:: Entries supplied

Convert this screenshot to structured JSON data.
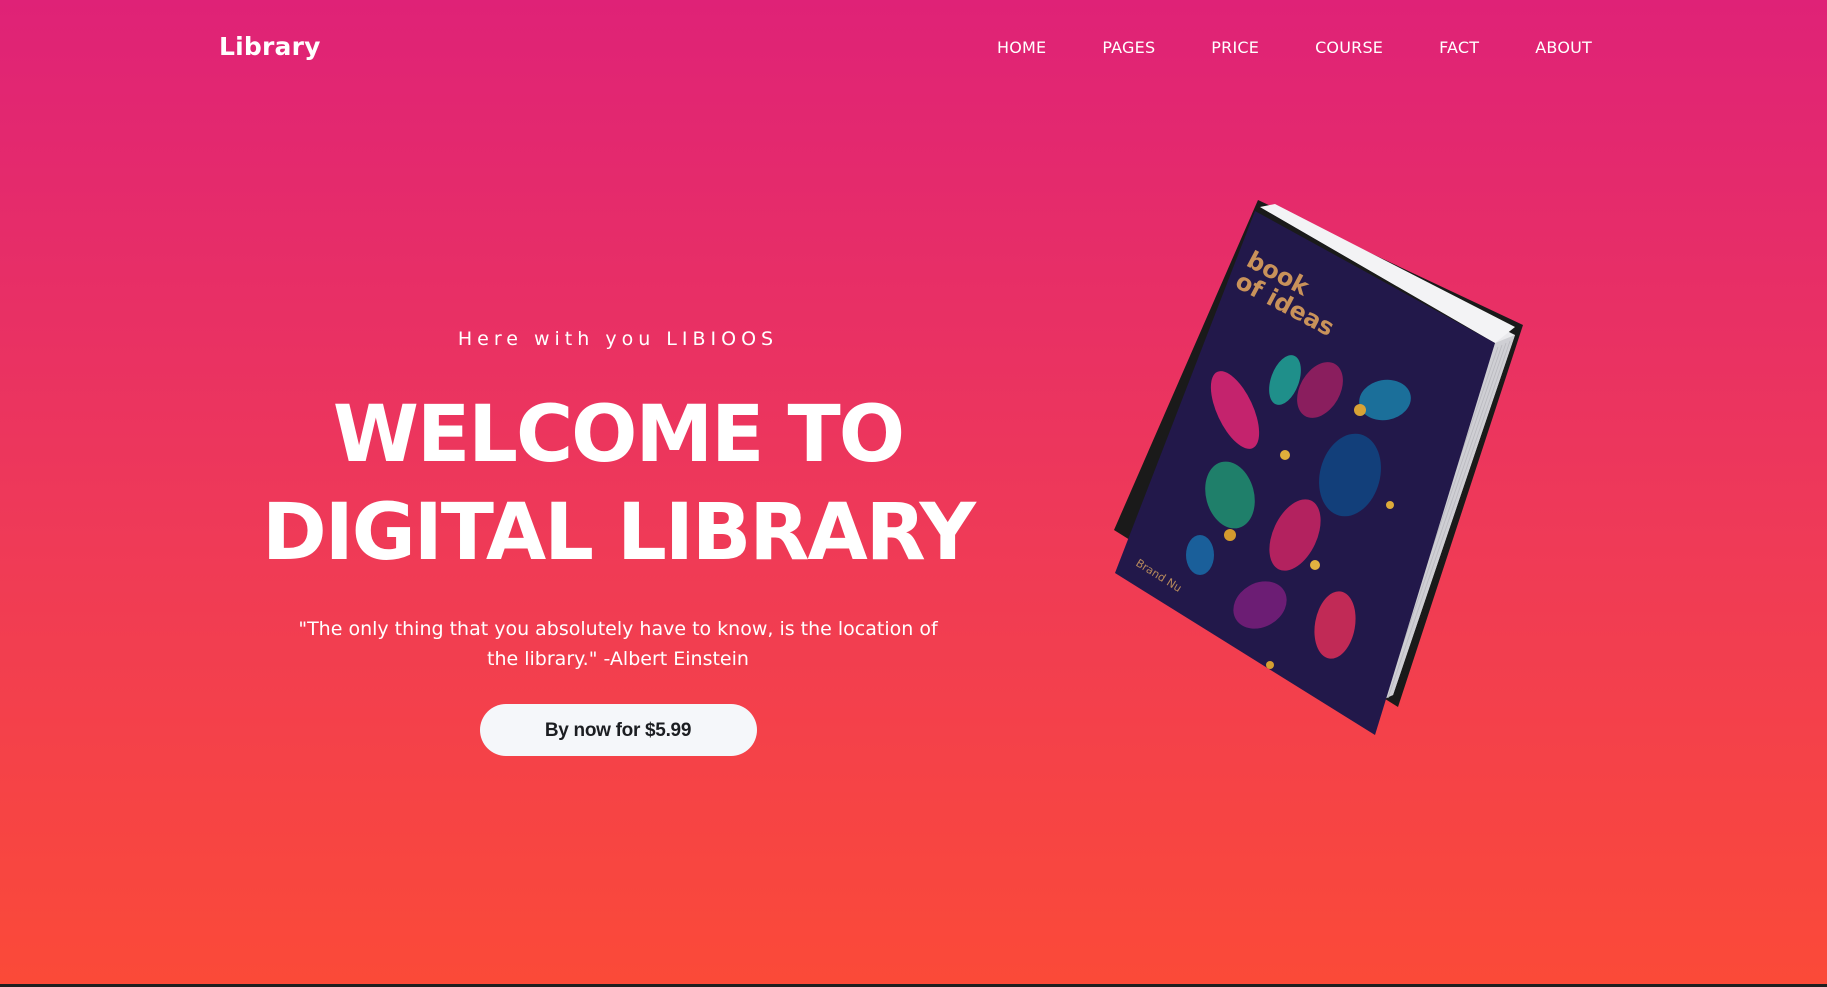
{
  "navbar": {
    "logo": "Library",
    "links": [
      "HOME",
      "PAGES",
      "PRICE",
      "COURSE",
      "FACT",
      "ABOUT"
    ]
  },
  "hero": {
    "eyebrow": "Here with you LIBIOOS",
    "headline_line1": "WELCOME TO",
    "headline_line2": "DIGITAL LIBRARY",
    "quote": "\"The only thing that you absolutely have to know, is the location of the library.\" -Albert Einstein",
    "cta_label": "By now for $5.99"
  },
  "book": {
    "title_line1": "book",
    "title_line2": "of ideas",
    "author": "Brand Nu"
  },
  "colors": {
    "gradient_top": "#df2277",
    "gradient_bottom": "#fb4a38",
    "button_bg": "#f5f7fa",
    "book_cover": "#22184a"
  }
}
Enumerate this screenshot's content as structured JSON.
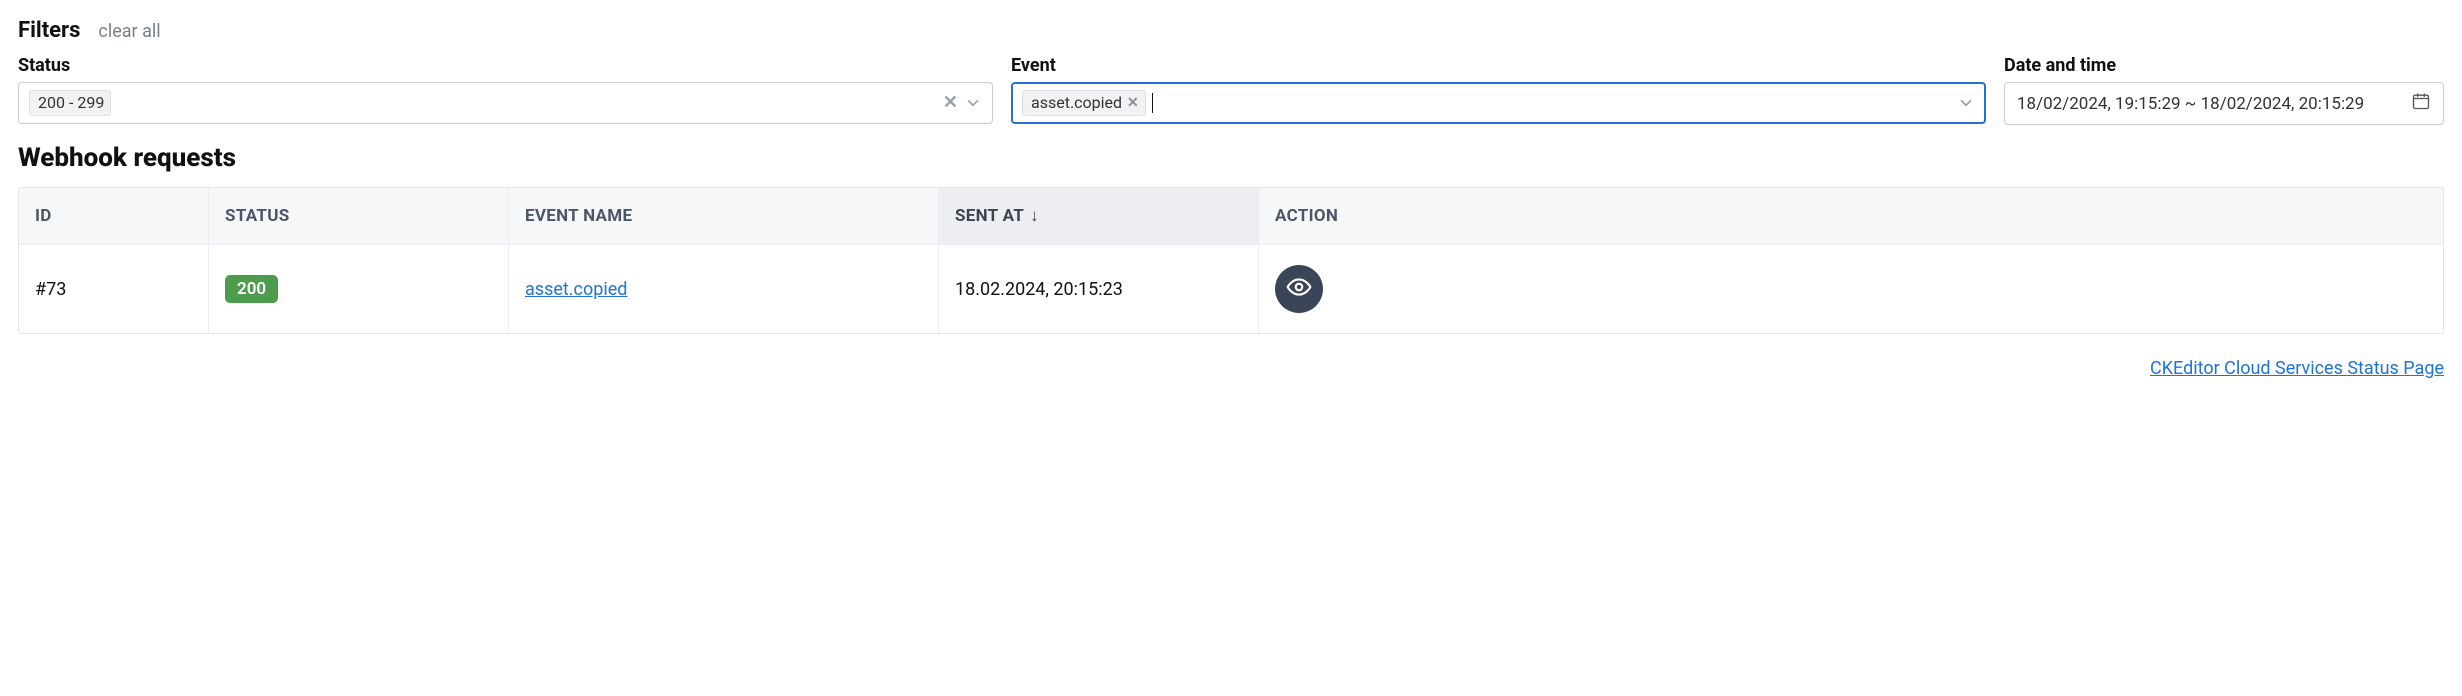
{
  "filters": {
    "title": "Filters",
    "clear_all": "clear all",
    "status_label": "Status",
    "status_tag": "200 - 299",
    "event_label": "Event",
    "event_tag": "asset.copied",
    "date_label": "Date and time",
    "date_value": "18/02/2024, 19:15:29 ~ 18/02/2024, 20:15:29"
  },
  "section_title": "Webhook requests",
  "columns": {
    "id": "ID",
    "status": "STATUS",
    "event": "EVENT NAME",
    "sent": "SENT AT",
    "action": "ACTION"
  },
  "sort_indicator": "↓",
  "row": {
    "id": "#73",
    "status": "200",
    "event": "asset.copied",
    "sent": "18.02.2024, 20:15:23"
  },
  "footer_link": "CKEditor Cloud Services Status Page"
}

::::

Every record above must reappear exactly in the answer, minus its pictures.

Convert this screenshot to structured JSON data.
{
  "navbar": {
    "logo": "Library",
    "links": [
      "HOME",
      "PAGES",
      "PRICE",
      "COURSE",
      "FACT",
      "ABOUT"
    ]
  },
  "hero": {
    "eyebrow": "Here with you LIBIOOS",
    "headline_line1": "WELCOME TO",
    "headline_line2": "DIGITAL LIBRARY",
    "quote": "\"The only thing that you absolutely have to know, is the location of the library.\" -Albert Einstein",
    "cta_label": "By now for $5.99"
  },
  "book": {
    "title_line1": "book",
    "title_line2": "of ideas",
    "author": "Brand Nu"
  },
  "colors": {
    "gradient_top": "#df2277",
    "gradient_bottom": "#fb4a38",
    "button_bg": "#f5f7fa",
    "book_cover": "#22184a"
  }
}
Enumerate this screenshot's content as structured JSON.
{
  "filters": {
    "title": "Filters",
    "clear_all": "clear all",
    "status_label": "Status",
    "status_tag": "200 - 299",
    "event_label": "Event",
    "event_tag": "asset.copied",
    "date_label": "Date and time",
    "date_value": "18/02/2024, 19:15:29 ~ 18/02/2024, 20:15:29"
  },
  "section_title": "Webhook requests",
  "columns": {
    "id": "ID",
    "status": "STATUS",
    "event": "EVENT NAME",
    "sent": "SENT AT",
    "action": "ACTION"
  },
  "sort_indicator": "↓",
  "row": {
    "id": "#73",
    "status": "200",
    "event": "asset.copied",
    "sent": "18.02.2024, 20:15:23"
  },
  "footer_link": "CKEditor Cloud Services Status Page"
}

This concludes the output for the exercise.